Roberts explains that decriminalisation of sex work is about recognising differences among those in the industry.

“It removes criminal penalties associated with people working in the sex industry voluntarily with consent while retaining criminal penalties against people who would coerce, force or traffic people into the sex industry,” he says.

Under the new Act, sex workers now have access to the same workplace health and safety protections as other Victorians.

The new Act also states that people or organisations cannot discriminate “against or refuse someone service on the basis they are a sex worker.”

Before the bill was implemented, Roberts says street-based sex workers and their clients faced criminal charges including three offences.

“Up until May of this year, Victoria criminalized street based sex workers and their clients…via section 12 and 13 of the Sex Work Act,” he says.

“The criminal laws were enforced by the police and in Victoria where offenders could face up to 10 years of imprisonment or a fine as a maximum penalty.”

According to Criminal Defence Lawyers Australia (CDLA), the first offence consisted of a $1,817.40 fine or 1 month imprisonment.

The second offence amounts up to a $5,452.20 fine or 3 months imprisonment.

For a third offence of solicitation, the penalty could go up to six months in prison, and a fine of up to $10,904.40.

Although the new rules legalise street-based sex work, there are some exceptions in limited circumstances and locations.

“It is an offence for sex work to be carried out near schools, care services and places of worship between 6am and 7pm and on holy days, pursuant to section 38B of the Sex Work Decriminalisation Act 2022,” the Act says.

To improve safety in the industry, the Victorian government initially announced a budget that will go to government agencies to support sex workers, including workplace health and safety agencies.

Anti-discrimination bodies will also receive funding.

“So the goal from the Victorian Government via its funding announcements, is that it will direct funds towards these key agencies to assist sex workers to actually enforce their legal rights now that they have those legal rights,” says Roberts.

 

 In this podcast Matthew Roberts – a policy officer at Sex Work Law Reform Victoria – tells us about the new Sex Work Decriminalisation Bill.

 

The majority of offences and criminal penalties for individuals engaging in consensual sex work have been abolished in the first phase of decriminalizing sex work.
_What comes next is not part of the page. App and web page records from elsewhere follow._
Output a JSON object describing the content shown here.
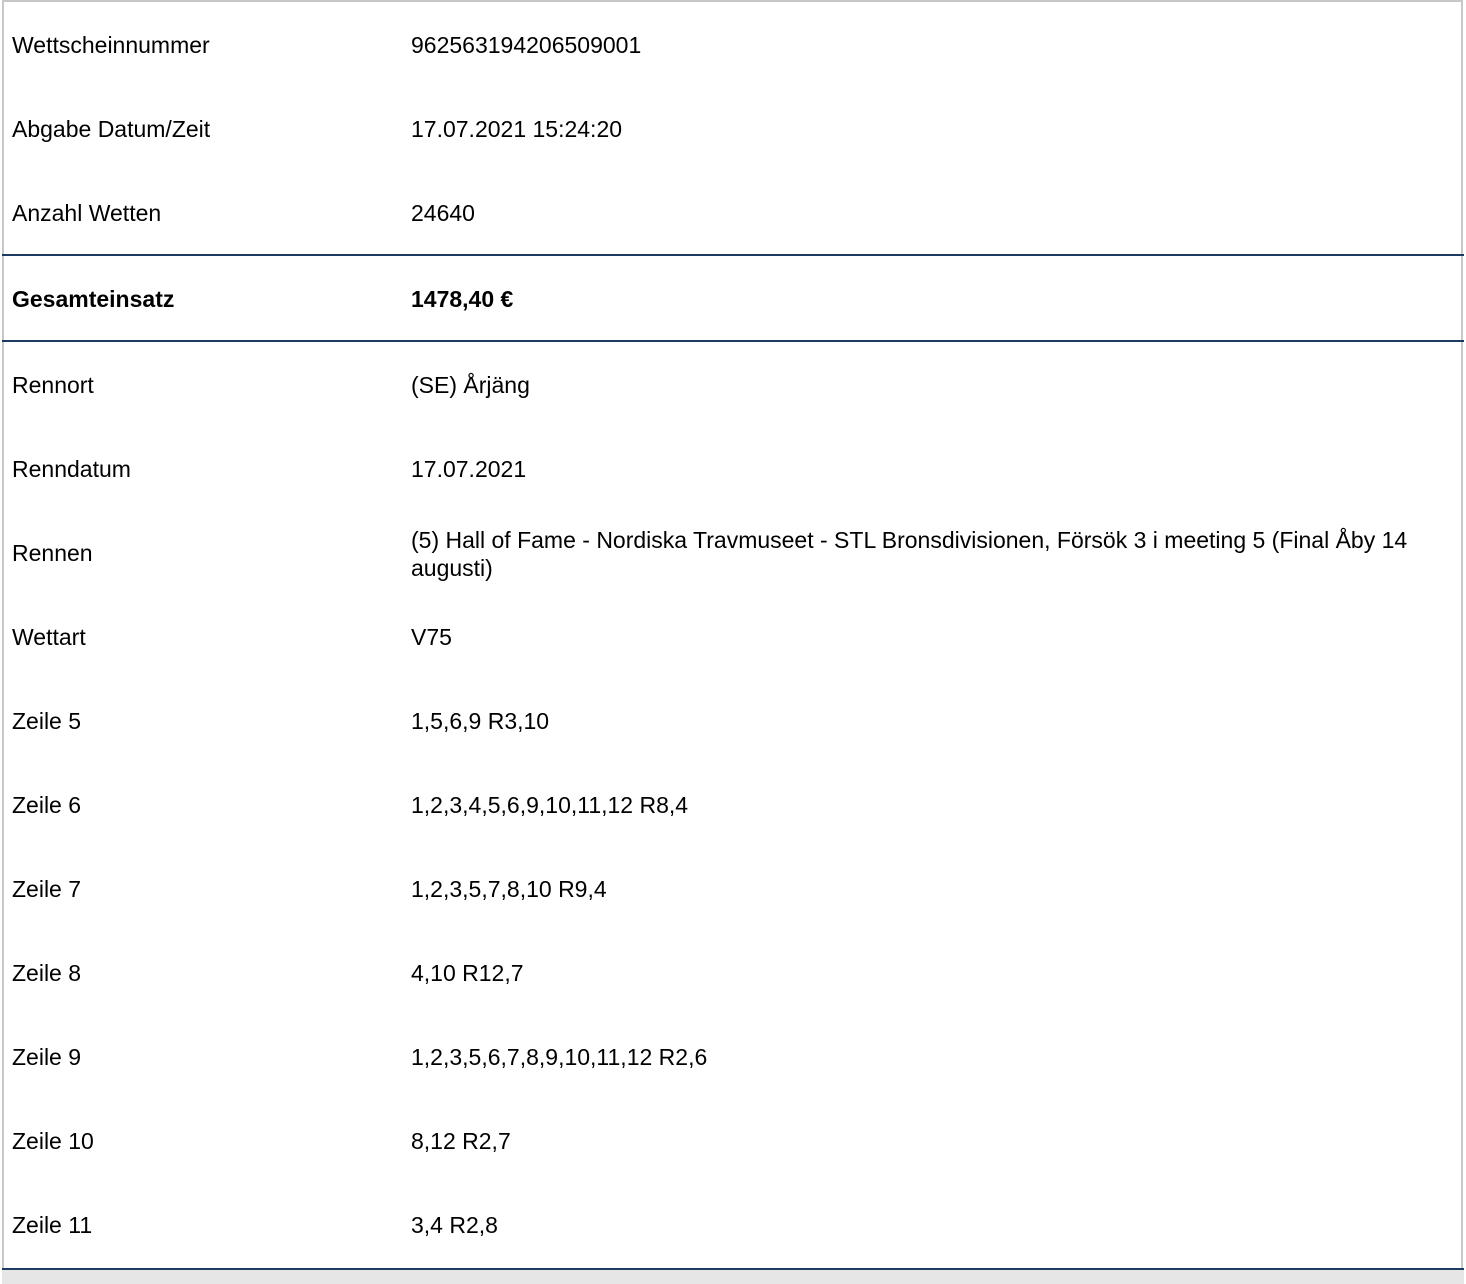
{
  "ticket": {
    "rows": [
      {
        "label": "Wettscheinnummer",
        "value": "962563194206509001"
      },
      {
        "label": "Abgabe Datum/Zeit",
        "value": "17.07.2021 15:24:20"
      },
      {
        "label": "Anzahl Wetten",
        "value": "24640"
      }
    ],
    "total": {
      "label": "Gesamteinsatz",
      "value": "1478,40 €"
    },
    "race_rows": [
      {
        "label": "Rennort",
        "value": "(SE) Årjäng"
      },
      {
        "label": "Renndatum",
        "value": "17.07.2021"
      },
      {
        "label": "Rennen",
        "value": "(5) Hall of Fame - Nordiska Travmuseet - STL Bronsdivisionen, Försök 3 i meeting 5 (Final Åby 14 augusti)"
      },
      {
        "label": "Wettart",
        "value": "V75"
      },
      {
        "label": "Zeile 5",
        "value": "1,5,6,9 R3,10"
      },
      {
        "label": "Zeile 6",
        "value": "1,2,3,4,5,6,9,10,11,12 R8,4"
      },
      {
        "label": "Zeile 7",
        "value": "1,2,3,5,7,8,10 R9,4"
      },
      {
        "label": "Zeile 8",
        "value": "4,10 R12,7"
      },
      {
        "label": "Zeile 9",
        "value": "1,2,3,5,6,7,8,9,10,11,12 R2,6"
      },
      {
        "label": "Zeile 10",
        "value": "8,12 R2,7"
      },
      {
        "label": "Zeile 11",
        "value": "3,4 R2,8"
      }
    ]
  }
}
The second phase starting in December 2023 will abolish the licensing system for sex work service providers, reinstate offences towards children and coercion in other laws, and investigate whether sex service businesses are treated like other organisations.

According to Roberts the focus will be on local governments and councils.

“The local government sector will have an increased role in regulating the sex industry following the passage of this bill, and also another area that will still need work is discrimination against sex workers, particularly on the part of financial service providers,” he says.

“So, we will be looking at how we can enforce those laws through strategic litigation through the courts and tribunals, to really send a clear message to companies and society at large that discrimination against sex workers is not only not okay – it’s also unlawful.”